Information given:
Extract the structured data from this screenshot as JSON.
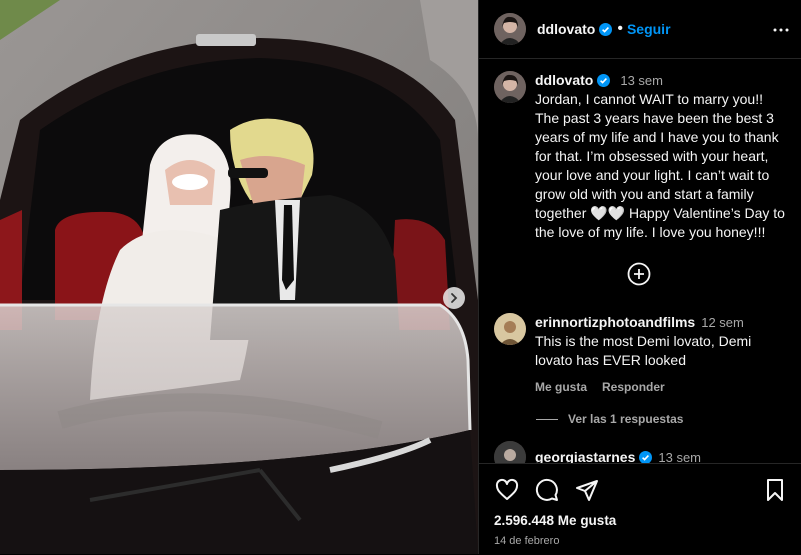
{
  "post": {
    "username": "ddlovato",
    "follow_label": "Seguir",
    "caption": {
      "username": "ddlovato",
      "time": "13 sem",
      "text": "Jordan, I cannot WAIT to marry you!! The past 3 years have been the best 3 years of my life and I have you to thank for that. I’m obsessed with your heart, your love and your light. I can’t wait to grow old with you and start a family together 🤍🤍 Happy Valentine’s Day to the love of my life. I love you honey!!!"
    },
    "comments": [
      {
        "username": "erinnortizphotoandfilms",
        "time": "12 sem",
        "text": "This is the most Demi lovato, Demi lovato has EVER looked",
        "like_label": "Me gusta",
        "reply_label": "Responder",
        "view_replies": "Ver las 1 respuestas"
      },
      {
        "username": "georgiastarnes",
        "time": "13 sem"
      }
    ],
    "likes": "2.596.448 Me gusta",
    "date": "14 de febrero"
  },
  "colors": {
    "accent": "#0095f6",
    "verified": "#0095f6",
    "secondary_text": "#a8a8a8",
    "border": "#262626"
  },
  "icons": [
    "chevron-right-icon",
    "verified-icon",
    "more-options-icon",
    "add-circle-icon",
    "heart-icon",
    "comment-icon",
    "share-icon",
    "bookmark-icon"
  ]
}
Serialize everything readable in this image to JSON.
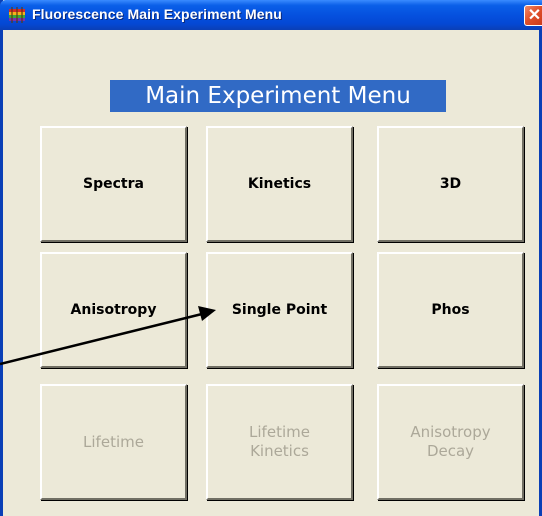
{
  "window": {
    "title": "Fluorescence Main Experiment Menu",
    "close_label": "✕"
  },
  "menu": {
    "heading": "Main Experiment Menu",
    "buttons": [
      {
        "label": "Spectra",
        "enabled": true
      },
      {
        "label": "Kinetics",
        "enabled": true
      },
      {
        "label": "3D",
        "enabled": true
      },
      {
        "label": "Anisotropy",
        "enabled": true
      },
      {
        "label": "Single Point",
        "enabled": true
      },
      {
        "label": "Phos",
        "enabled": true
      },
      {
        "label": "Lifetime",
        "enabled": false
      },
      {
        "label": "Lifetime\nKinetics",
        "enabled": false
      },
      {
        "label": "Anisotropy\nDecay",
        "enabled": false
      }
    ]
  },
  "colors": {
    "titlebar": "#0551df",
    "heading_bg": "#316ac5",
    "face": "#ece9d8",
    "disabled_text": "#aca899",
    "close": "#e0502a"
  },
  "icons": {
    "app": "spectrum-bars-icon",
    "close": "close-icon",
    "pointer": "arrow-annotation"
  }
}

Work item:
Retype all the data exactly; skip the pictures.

Answer for the task:
Extract the structured data from this screenshot as JSON.
{
  "post": {
    "username": "ddlovato",
    "follow_label": "Seguir",
    "caption": {
      "username": "ddlovato",
      "time": "13 sem",
      "text": "Jordan, I cannot WAIT to marry you!! The past 3 years have been the best 3 years of my life and I have you to thank for that. I’m obsessed with your heart, your love and your light. I can’t wait to grow old with you and start a family together 🤍🤍 Happy Valentine’s Day to the love of my life. I love you honey!!!"
    },
    "comments": [
      {
        "username": "erinnortizphotoandfilms",
        "time": "12 sem",
        "text": "This is the most Demi lovato, Demi lovato has EVER looked",
        "like_label": "Me gusta",
        "reply_label": "Responder",
        "view_replies": "Ver las 1 respuestas"
      },
      {
        "username": "georgiastarnes",
        "time": "13 sem"
      }
    ],
    "likes": "2.596.448 Me gusta",
    "date": "14 de febrero"
  },
  "colors": {
    "accent": "#0095f6",
    "verified": "#0095f6",
    "secondary_text": "#a8a8a8",
    "border": "#262626"
  },
  "icons": [
    "chevron-right-icon",
    "verified-icon",
    "more-options-icon",
    "add-circle-icon",
    "heart-icon",
    "comment-icon",
    "share-icon",
    "bookmark-icon"
  ]
}
Serialize everything readable in this image to JSON.
{
  "window": {
    "title": "Fluorescence Main Experiment Menu",
    "close_label": "✕"
  },
  "menu": {
    "heading": "Main Experiment Menu",
    "buttons": [
      {
        "label": "Spectra",
        "enabled": true
      },
      {
        "label": "Kinetics",
        "enabled": true
      },
      {
        "label": "3D",
        "enabled": true
      },
      {
        "label": "Anisotropy",
        "enabled": true
      },
      {
        "label": "Single Point",
        "enabled": true
      },
      {
        "label": "Phos",
        "enabled": true
      },
      {
        "label": "Lifetime",
        "enabled": false
      },
      {
        "label": "Lifetime\nKinetics",
        "enabled": false
      },
      {
        "label": "Anisotropy\nDecay",
        "enabled": false
      }
    ]
  },
  "colors": {
    "titlebar": "#0551df",
    "heading_bg": "#316ac5",
    "face": "#ece9d8",
    "disabled_text": "#aca899",
    "close": "#e0502a"
  },
  "icons": {
    "app": "spectrum-bars-icon",
    "close": "close-icon",
    "pointer": "arrow-annotation"
  }
}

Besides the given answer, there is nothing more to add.